**Exercise brief**
Your reply should contain the whole listing below, repeated exactly, and no images.

**Dataset**

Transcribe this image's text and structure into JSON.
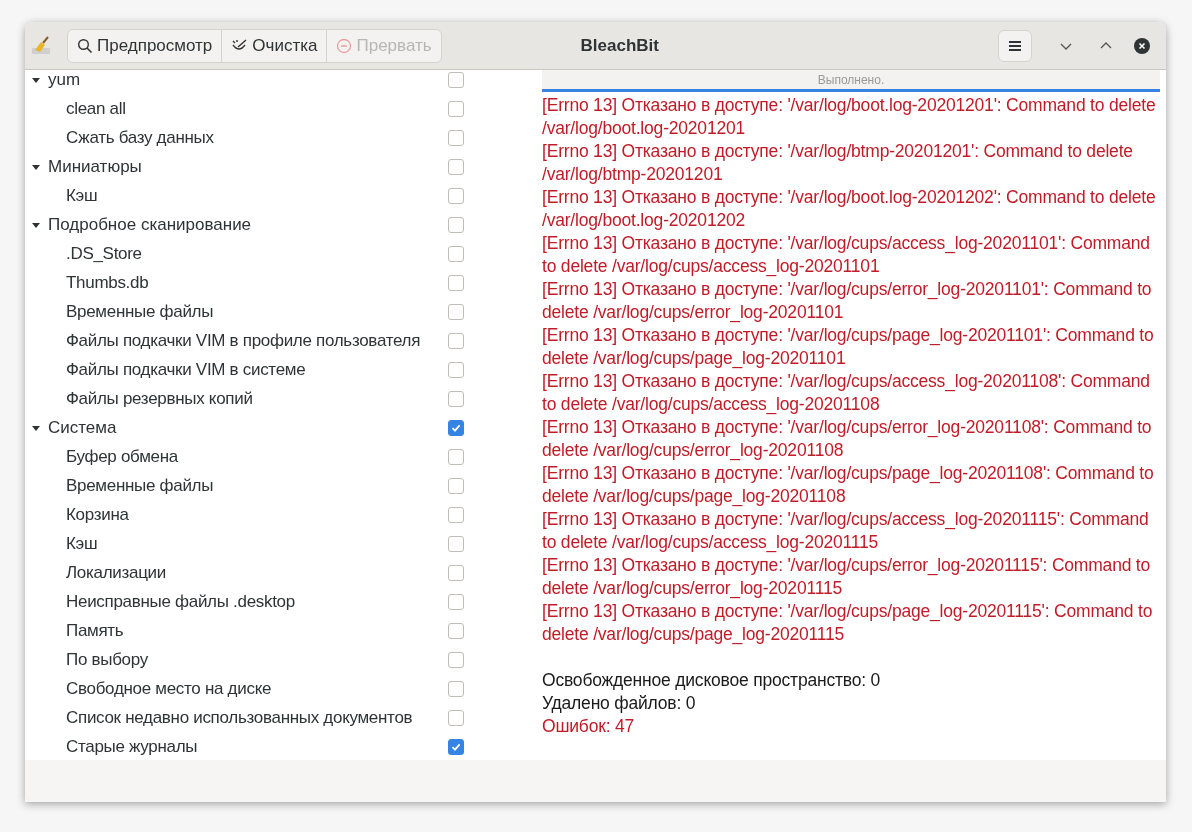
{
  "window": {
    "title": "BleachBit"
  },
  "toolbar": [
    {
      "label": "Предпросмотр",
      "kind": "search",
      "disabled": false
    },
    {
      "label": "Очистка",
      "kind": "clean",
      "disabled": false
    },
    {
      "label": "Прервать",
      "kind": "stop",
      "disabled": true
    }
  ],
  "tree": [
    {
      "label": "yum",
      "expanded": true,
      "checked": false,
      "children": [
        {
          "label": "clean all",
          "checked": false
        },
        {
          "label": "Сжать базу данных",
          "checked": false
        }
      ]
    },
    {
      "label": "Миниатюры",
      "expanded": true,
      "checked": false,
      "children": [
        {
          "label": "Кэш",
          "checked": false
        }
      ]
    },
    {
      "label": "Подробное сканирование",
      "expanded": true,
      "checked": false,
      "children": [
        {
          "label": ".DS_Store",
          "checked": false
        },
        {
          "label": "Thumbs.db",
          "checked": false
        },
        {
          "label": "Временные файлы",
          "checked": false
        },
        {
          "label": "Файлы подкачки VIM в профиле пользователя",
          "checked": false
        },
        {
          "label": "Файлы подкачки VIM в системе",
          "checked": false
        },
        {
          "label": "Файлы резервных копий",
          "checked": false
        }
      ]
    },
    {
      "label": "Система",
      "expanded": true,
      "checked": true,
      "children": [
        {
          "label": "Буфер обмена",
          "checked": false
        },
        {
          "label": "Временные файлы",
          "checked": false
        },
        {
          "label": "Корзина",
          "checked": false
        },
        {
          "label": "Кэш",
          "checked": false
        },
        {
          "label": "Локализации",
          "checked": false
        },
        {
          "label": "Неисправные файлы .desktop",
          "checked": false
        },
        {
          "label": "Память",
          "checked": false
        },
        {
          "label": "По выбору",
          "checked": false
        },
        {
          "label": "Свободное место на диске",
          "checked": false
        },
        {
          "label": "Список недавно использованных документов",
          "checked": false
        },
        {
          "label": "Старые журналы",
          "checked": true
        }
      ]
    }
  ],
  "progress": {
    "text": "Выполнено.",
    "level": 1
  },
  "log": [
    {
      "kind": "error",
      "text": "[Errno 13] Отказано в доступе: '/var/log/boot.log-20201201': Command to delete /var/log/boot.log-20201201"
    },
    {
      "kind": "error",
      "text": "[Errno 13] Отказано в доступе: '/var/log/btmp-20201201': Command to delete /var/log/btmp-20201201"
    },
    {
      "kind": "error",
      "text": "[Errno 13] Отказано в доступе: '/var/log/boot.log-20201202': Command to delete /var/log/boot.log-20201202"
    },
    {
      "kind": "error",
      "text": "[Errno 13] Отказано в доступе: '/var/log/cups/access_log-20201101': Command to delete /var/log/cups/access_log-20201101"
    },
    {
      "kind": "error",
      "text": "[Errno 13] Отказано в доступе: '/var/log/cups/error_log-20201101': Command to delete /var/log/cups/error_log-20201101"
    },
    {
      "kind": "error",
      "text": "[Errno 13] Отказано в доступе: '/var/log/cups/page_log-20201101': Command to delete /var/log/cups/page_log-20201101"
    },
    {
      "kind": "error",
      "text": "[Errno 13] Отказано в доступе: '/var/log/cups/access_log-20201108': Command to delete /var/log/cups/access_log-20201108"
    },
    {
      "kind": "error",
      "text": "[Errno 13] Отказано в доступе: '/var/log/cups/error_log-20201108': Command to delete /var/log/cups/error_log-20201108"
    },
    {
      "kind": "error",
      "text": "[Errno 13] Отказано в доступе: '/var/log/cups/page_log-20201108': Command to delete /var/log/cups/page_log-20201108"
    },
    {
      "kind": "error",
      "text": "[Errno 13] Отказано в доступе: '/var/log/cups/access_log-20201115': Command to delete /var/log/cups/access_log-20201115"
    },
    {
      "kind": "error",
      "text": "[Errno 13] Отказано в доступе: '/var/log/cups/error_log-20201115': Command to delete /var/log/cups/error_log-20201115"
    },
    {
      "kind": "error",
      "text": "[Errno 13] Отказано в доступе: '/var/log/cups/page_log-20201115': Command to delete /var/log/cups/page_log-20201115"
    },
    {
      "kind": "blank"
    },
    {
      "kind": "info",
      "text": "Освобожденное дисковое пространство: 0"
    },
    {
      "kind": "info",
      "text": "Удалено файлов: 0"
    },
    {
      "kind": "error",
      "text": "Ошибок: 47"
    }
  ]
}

**Result of the exercise**
Transcribe this image's text and structure into JSON.
{
  "window": {
    "title": "BleachBit"
  },
  "toolbar": [
    {
      "label": "Предпросмотр",
      "kind": "search",
      "disabled": false
    },
    {
      "label": "Очистка",
      "kind": "clean",
      "disabled": false
    },
    {
      "label": "Прервать",
      "kind": "stop",
      "disabled": true
    }
  ],
  "tree": [
    {
      "label": "yum",
      "expanded": true,
      "checked": false,
      "children": [
        {
          "label": "clean all",
          "checked": false
        },
        {
          "label": "Сжать базу данных",
          "checked": false
        }
      ]
    },
    {
      "label": "Миниатюры",
      "expanded": true,
      "checked": false,
      "children": [
        {
          "label": "Кэш",
          "checked": false
        }
      ]
    },
    {
      "label": "Подробное сканирование",
      "expanded": true,
      "checked": false,
      "children": [
        {
          "label": ".DS_Store",
          "checked": false
        },
        {
          "label": "Thumbs.db",
          "checked": false
        },
        {
          "label": "Временные файлы",
          "checked": false
        },
        {
          "label": "Файлы подкачки VIM в профиле пользователя",
          "checked": false
        },
        {
          "label": "Файлы подкачки VIM в системе",
          "checked": false
        },
        {
          "label": "Файлы резервных копий",
          "checked": false
        }
      ]
    },
    {
      "label": "Система",
      "expanded": true,
      "checked": true,
      "children": [
        {
          "label": "Буфер обмена",
          "checked": false
        },
        {
          "label": "Временные файлы",
          "checked": false
        },
        {
          "label": "Корзина",
          "checked": false
        },
        {
          "label": "Кэш",
          "checked": false
        },
        {
          "label": "Локализации",
          "checked": false
        },
        {
          "label": "Неисправные файлы .desktop",
          "checked": false
        },
        {
          "label": "Память",
          "checked": false
        },
        {
          "label": "По выбору",
          "checked": false
        },
        {
          "label": "Свободное место на диске",
          "checked": false
        },
        {
          "label": "Список недавно использованных документов",
          "checked": false
        },
        {
          "label": "Старые журналы",
          "checked": true
        }
      ]
    }
  ],
  "progress": {
    "text": "Выполнено.",
    "level": 1
  },
  "log": [
    {
      "kind": "error",
      "text": "[Errno 13] Отказано в доступе: '/var/log/boot.log-20201201': Command to delete /var/log/boot.log-20201201"
    },
    {
      "kind": "error",
      "text": "[Errno 13] Отказано в доступе: '/var/log/btmp-20201201': Command to delete /var/log/btmp-20201201"
    },
    {
      "kind": "error",
      "text": "[Errno 13] Отказано в доступе: '/var/log/boot.log-20201202': Command to delete /var/log/boot.log-20201202"
    },
    {
      "kind": "error",
      "text": "[Errno 13] Отказано в доступе: '/var/log/cups/access_log-20201101': Command to delete /var/log/cups/access_log-20201101"
    },
    {
      "kind": "error",
      "text": "[Errno 13] Отказано в доступе: '/var/log/cups/error_log-20201101': Command to delete /var/log/cups/error_log-20201101"
    },
    {
      "kind": "error",
      "text": "[Errno 13] Отказано в доступе: '/var/log/cups/page_log-20201101': Command to delete /var/log/cups/page_log-20201101"
    },
    {
      "kind": "error",
      "text": "[Errno 13] Отказано в доступе: '/var/log/cups/access_log-20201108': Command to delete /var/log/cups/access_log-20201108"
    },
    {
      "kind": "error",
      "text": "[Errno 13] Отказано в доступе: '/var/log/cups/error_log-20201108': Command to delete /var/log/cups/error_log-20201108"
    },
    {
      "kind": "error",
      "text": "[Errno 13] Отказано в доступе: '/var/log/cups/page_log-20201108': Command to delete /var/log/cups/page_log-20201108"
    },
    {
      "kind": "error",
      "text": "[Errno 13] Отказано в доступе: '/var/log/cups/access_log-20201115': Command to delete /var/log/cups/access_log-20201115"
    },
    {
      "kind": "error",
      "text": "[Errno 13] Отказано в доступе: '/var/log/cups/error_log-20201115': Command to delete /var/log/cups/error_log-20201115"
    },
    {
      "kind": "error",
      "text": "[Errno 13] Отказано в доступе: '/var/log/cups/page_log-20201115': Command to delete /var/log/cups/page_log-20201115"
    },
    {
      "kind": "blank"
    },
    {
      "kind": "info",
      "text": "Освобожденное дисковое пространство: 0"
    },
    {
      "kind": "info",
      "text": "Удалено файлов: 0"
    },
    {
      "kind": "error",
      "text": "Ошибок: 47"
    }
  ]
}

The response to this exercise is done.